In case you find yourself scratching your head after watching a commercial on TV, rest assured, you’re not alone. A new study reports that “three-quarters of Americans have found at least one commercial on TV confusing.” And 21 percent of us often do.

Apparently, age and education are only minimal factors. This doesn’t surprise me. Looking to the viewer to account for this commercial confusion is misguided. It’s the creators of these spots who cause the problem. Here are three reasons why:

First, there’s “the cool factor.” Commercials keep getting quicker paced, and more condensed and cryptic. They leave more to the viewer’s imagination and rely on the viewer to fill in the blanks regarding what the commercials are trying to convey.

Those who create commercials have a good reason for all this — up to a point. Speeding up the pace and revealing less of the story can make a spot more involving and therefore more emotionally impactful. The current Marshalls campaign is a prime example of successfully condensed storytelling. Marshalls’ “Never pay full price for fabulous” campaign (wherein apparel makers recount tales of woe that result in overstock scooped up by Marshalls) is a prime example of successfully condensed storytelling.

However, the more prevalent reason for increasingly cryptic, condensed and frenetic commercials is that, within the ad agency subculture, it’s regarded as smart, hip, cool. (I’d say it’s in fashion, but the phrase “in fashion” has long been out of fashion.)

Movies and TV shows are also subject to this trend. The fight and chase scenes in action films have quicker-than-ever cuts. Overall, it’s harder to make out what specific actions are going on, who’s smashing whose face in, which car is swerving wildly to avoid which oncoming truck. It apparently adds excitement to the scene to film and edit in this way. But, at some point, the audience no longer can track the action.

Within the context of a movie, the specifics of the action scene are often not critical to the story line as long as we know the outcome of all that frenzied action. But TV spots aren’t so forgiving. Thirty seconds doesn’t give you much time to tell a story clearly and compellingly enough to deliver the intended commercial message. Often, indulging in making the spot “cooler” in this manner sacrifices clarity, emotional impact, or both. But if the parties involved in creating and approving the commercial are sufficiently self-indulgent, it happens anyway.

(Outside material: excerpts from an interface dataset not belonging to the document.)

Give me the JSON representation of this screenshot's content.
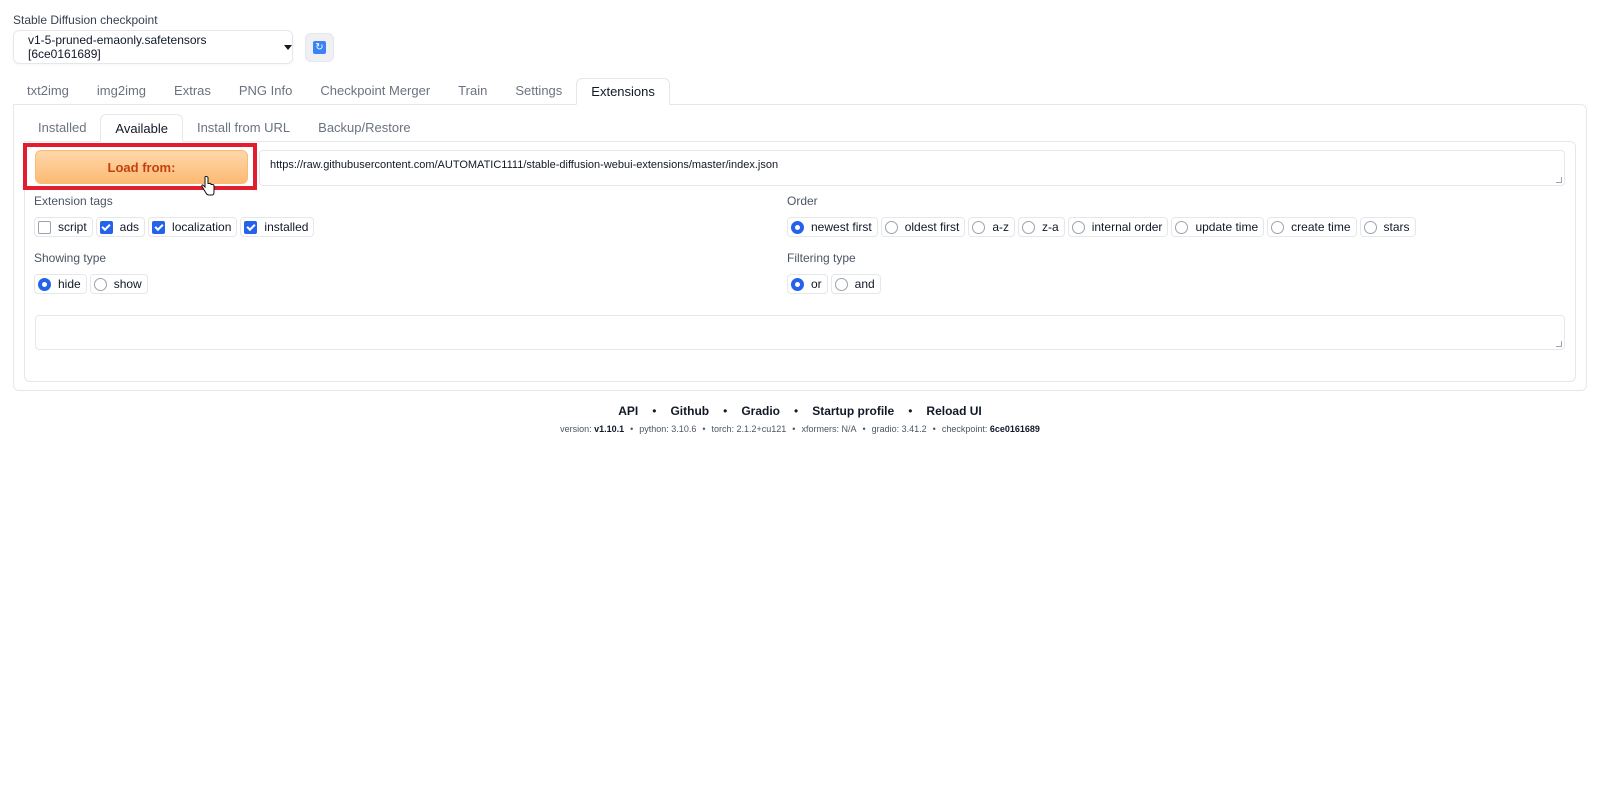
{
  "checkpoint": {
    "label": "Stable Diffusion checkpoint",
    "value": "v1-5-pruned-emaonly.safetensors [6ce0161689]",
    "refresh_icon": "refresh-icon"
  },
  "main_tabs": [
    "txt2img",
    "img2img",
    "Extras",
    "PNG Info",
    "Checkpoint Merger",
    "Train",
    "Settings",
    "Extensions"
  ],
  "main_tab_active": "Extensions",
  "sub_tabs": [
    "Installed",
    "Available",
    "Install from URL",
    "Backup/Restore"
  ],
  "sub_tab_active": "Available",
  "load_button": "Load from:",
  "url": "https://raw.githubusercontent.com/AUTOMATIC1111/stable-diffusion-webui-extensions/master/index.json",
  "extension_tags": {
    "label": "Extension tags",
    "options": [
      {
        "label": "script",
        "checked": false
      },
      {
        "label": "ads",
        "checked": true
      },
      {
        "label": "localization",
        "checked": true
      },
      {
        "label": "installed",
        "checked": true
      }
    ]
  },
  "order": {
    "label": "Order",
    "options": [
      "newest first",
      "oldest first",
      "a-z",
      "z-a",
      "internal order",
      "update time",
      "create time",
      "stars"
    ],
    "selected": "newest first"
  },
  "showing_type": {
    "label": "Showing type",
    "options": [
      "hide",
      "show"
    ],
    "selected": "hide"
  },
  "filtering_type": {
    "label": "Filtering type",
    "options": [
      "or",
      "and"
    ],
    "selected": "or"
  },
  "footer": {
    "links": [
      "API",
      "Github",
      "Gradio",
      "Startup profile",
      "Reload UI"
    ],
    "separator": "•",
    "version_label": "version:",
    "version": "v1.10.1",
    "python": "python: 3.10.6",
    "torch": "torch: 2.1.2+cu121",
    "xformers": "xformers: N/A",
    "gradio": "gradio: 3.41.2",
    "checkpoint_label": "checkpoint:",
    "checkpoint": "6ce0161689"
  },
  "colors": {
    "accent": "#2563eb",
    "load_button_text": "#c2410c",
    "highlight_border": "#e11d2e"
  }
}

Another reason that baffling commercials get made is that sometimes the creatives and, usually, the clients are so deeply immersed in their product and its benefits they forget that what is obvious to them may need to be explained to the audience, at least a bit. Sometimes a critical element that lets the audience in on the story may be seen by the people making the spot as too obvious and heavy-handed. In a perverse sort of twist, the motivation behind creating a too cryptic, overly compressed spot can be misguided respect for the consumer. And so the creators unwittingly err on the side of confusion.

One other trend adding to commercial confusion is that storytelling in particular, and good writing in general, seems to be waning at ad agencies. So much attention is being paid to the constantly accelerating evolution of technical/visual aspects of TV production that advertising’s storytellers — writers, art directors, editors and others — have taken their eyes off the storytelling ball. Plus, with the whole social media thing washing over us, TV commercials are forced to compete for attention within agencies, as well as with clients, as never before.